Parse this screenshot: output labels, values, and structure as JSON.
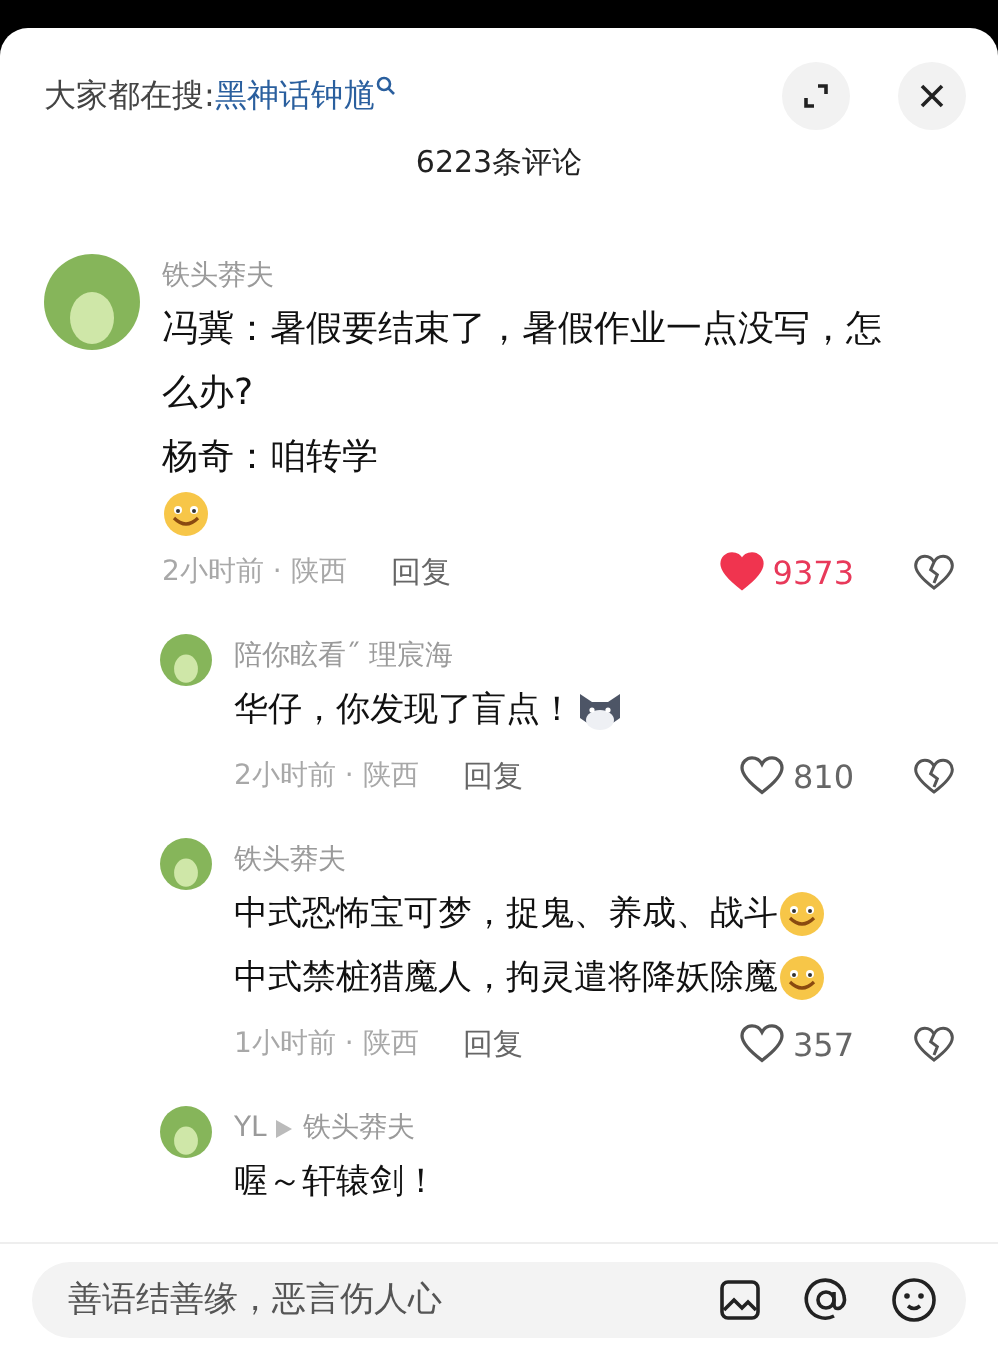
{
  "header": {
    "search_label": "大家都在搜:",
    "search_term": "黑神话钟馗"
  },
  "comment_count": "6223条评论",
  "comments": [
    {
      "author": "铁头莽夫",
      "lines": [
        [
          {
            "kind": "text",
            "text": "冯冀：暑假要结束了，暑假作业一点没写，怎么办?"
          }
        ],
        [
          {
            "kind": "text",
            "text": "杨奇：咱转学"
          }
        ],
        [
          {
            "kind": "smile"
          }
        ]
      ],
      "time": "2小时前 · 陕西",
      "reply": "回复",
      "likes": "9373",
      "liked": true,
      "replies": [
        {
          "author": "陪你眩看˝ 理宸海",
          "lines": [
            [
              {
                "kind": "text",
                "text": "华仔，你发现了盲点！"
              },
              {
                "kind": "cat"
              }
            ]
          ],
          "time": "2小时前 · 陕西",
          "reply": "回复",
          "likes": "810",
          "liked": false
        },
        {
          "author": "铁头莽夫",
          "lines": [
            [
              {
                "kind": "text",
                "text": "中式恐怖宝可梦，捉鬼、养成、战斗"
              },
              {
                "kind": "smile"
              }
            ],
            [
              {
                "kind": "text",
                "text": "中式禁桩猎魔人，拘灵遣将降妖除魔"
              },
              {
                "kind": "smile"
              }
            ]
          ],
          "time": "1小时前 · 陕西",
          "reply": "回复",
          "likes": "357",
          "liked": false
        },
        {
          "author": "YL",
          "reply_to": "铁头莽夫",
          "lines": [
            [
              {
                "kind": "text",
                "text": "喔～轩辕剑！"
              }
            ]
          ]
        }
      ]
    }
  ],
  "input": {
    "placeholder": "善语结善缘，恶言伤人心"
  }
}
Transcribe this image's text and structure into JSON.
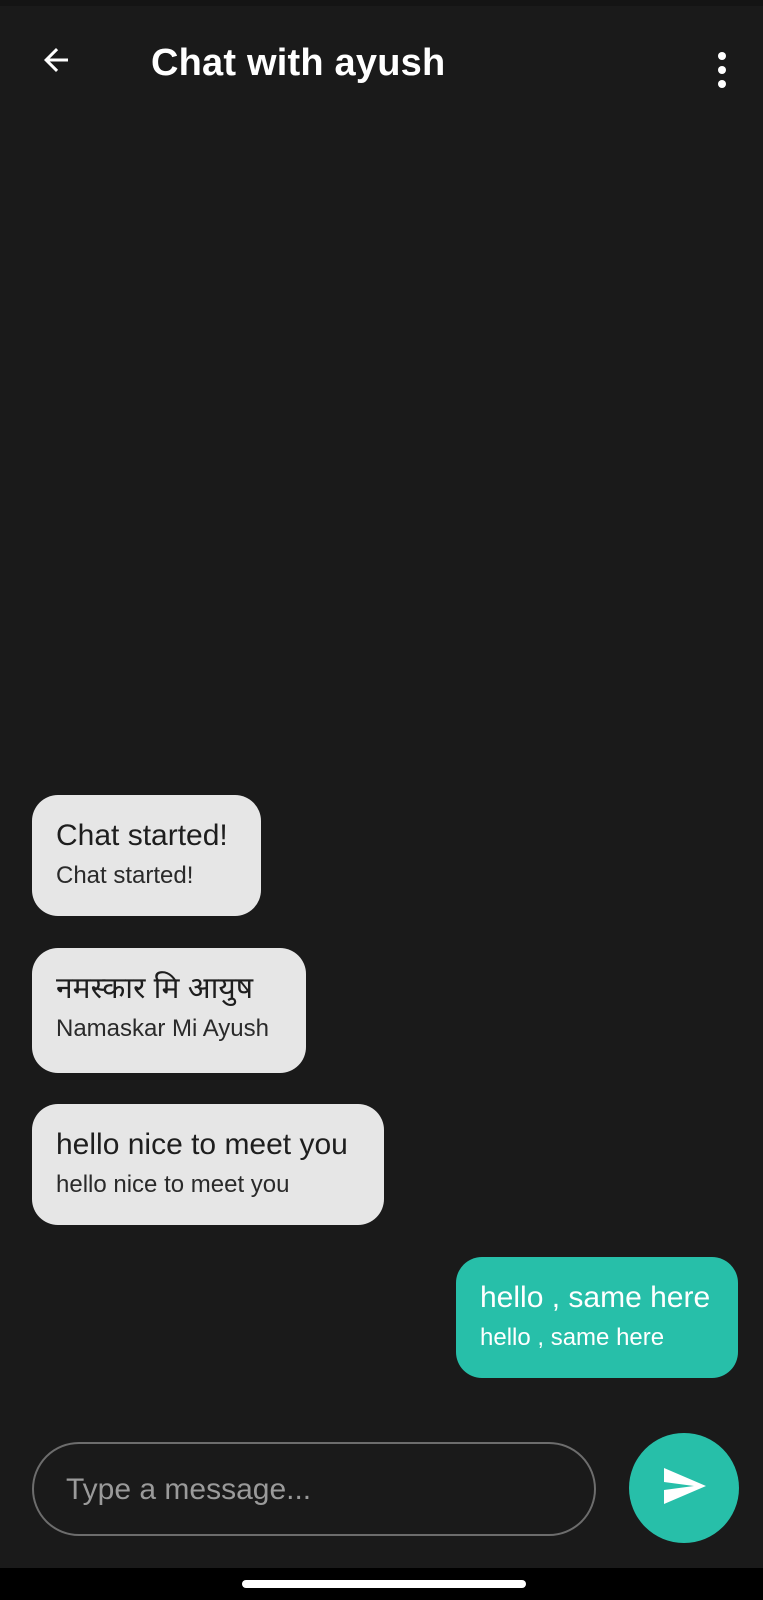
{
  "header": {
    "title": "Chat with ayush",
    "back_icon": "arrow-left-icon",
    "menu_icon": "more-vertical-icon"
  },
  "messages": [
    {
      "side": "incoming",
      "text": "Chat started!",
      "translation": "Chat started!"
    },
    {
      "side": "incoming",
      "text": "नमस्कार मि आयुष",
      "translation": "Namaskar Mi Ayush"
    },
    {
      "side": "incoming",
      "text": "hello nice to meet you",
      "translation": "hello nice to meet you"
    },
    {
      "side": "outgoing",
      "text": "hello , same here",
      "translation": "hello , same here"
    }
  ],
  "composer": {
    "placeholder": "Type a message...",
    "value": "",
    "send_icon": "send-icon"
  },
  "colors": {
    "background": "#1a1a1a",
    "incoming_bubble": "#e6e6e6",
    "outgoing_bubble": "#27bfa9",
    "accent": "#27bfa9"
  }
}
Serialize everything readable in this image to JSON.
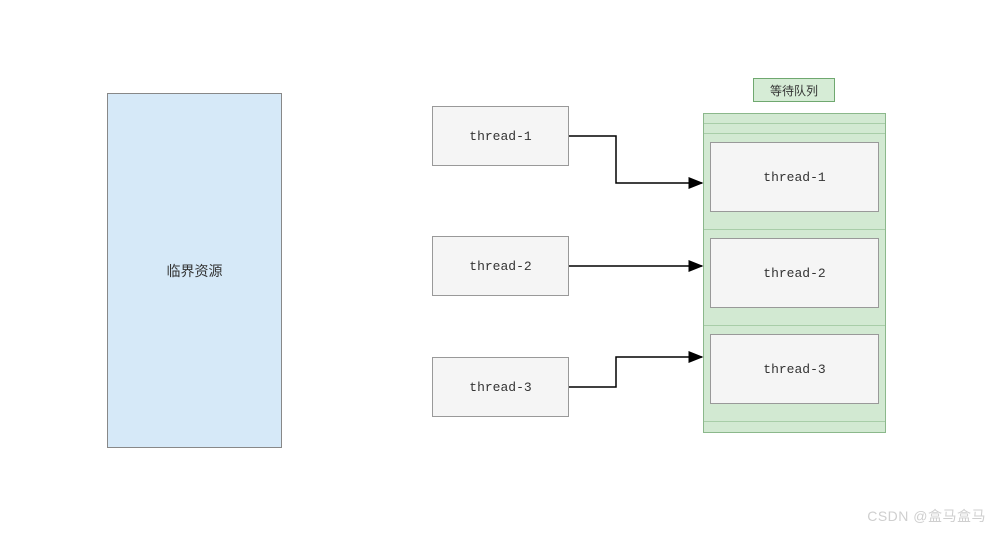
{
  "critical_resource": {
    "label": "临界资源"
  },
  "threads": {
    "t1": "thread-1",
    "t2": "thread-2",
    "t3": "thread-3"
  },
  "queue": {
    "header": "等待队列",
    "items": {
      "q1": "thread-1",
      "q2": "thread-2",
      "q3": "thread-3"
    }
  },
  "watermark": "CSDN @盒马盒马"
}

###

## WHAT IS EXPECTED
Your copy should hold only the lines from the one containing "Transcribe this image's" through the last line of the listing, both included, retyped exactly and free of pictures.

## PROBLEM SOLUTION
Transcribe this image's text and structure into JSON.
{
  "header": {
    "title": "Chat with ayush",
    "back_icon": "arrow-left-icon",
    "menu_icon": "more-vertical-icon"
  },
  "messages": [
    {
      "side": "incoming",
      "text": "Chat started!",
      "translation": "Chat started!"
    },
    {
      "side": "incoming",
      "text": "नमस्कार मि आयुष",
      "translation": "Namaskar Mi Ayush"
    },
    {
      "side": "incoming",
      "text": "hello nice to meet you",
      "translation": "hello nice to meet you"
    },
    {
      "side": "outgoing",
      "text": "hello , same here",
      "translation": "hello , same here"
    }
  ],
  "composer": {
    "placeholder": "Type a message...",
    "value": "",
    "send_icon": "send-icon"
  },
  "colors": {
    "background": "#1a1a1a",
    "incoming_bubble": "#e6e6e6",
    "outgoing_bubble": "#27bfa9",
    "accent": "#27bfa9"
  }
}
Serialize everything readable in this image to JSON.
{
  "critical_resource": {
    "label": "临界资源"
  },
  "threads": {
    "t1": "thread-1",
    "t2": "thread-2",
    "t3": "thread-3"
  },
  "queue": {
    "header": "等待队列",
    "items": {
      "q1": "thread-1",
      "q2": "thread-2",
      "q3": "thread-3"
    }
  },
  "watermark": "CSDN @盒马盒马"
}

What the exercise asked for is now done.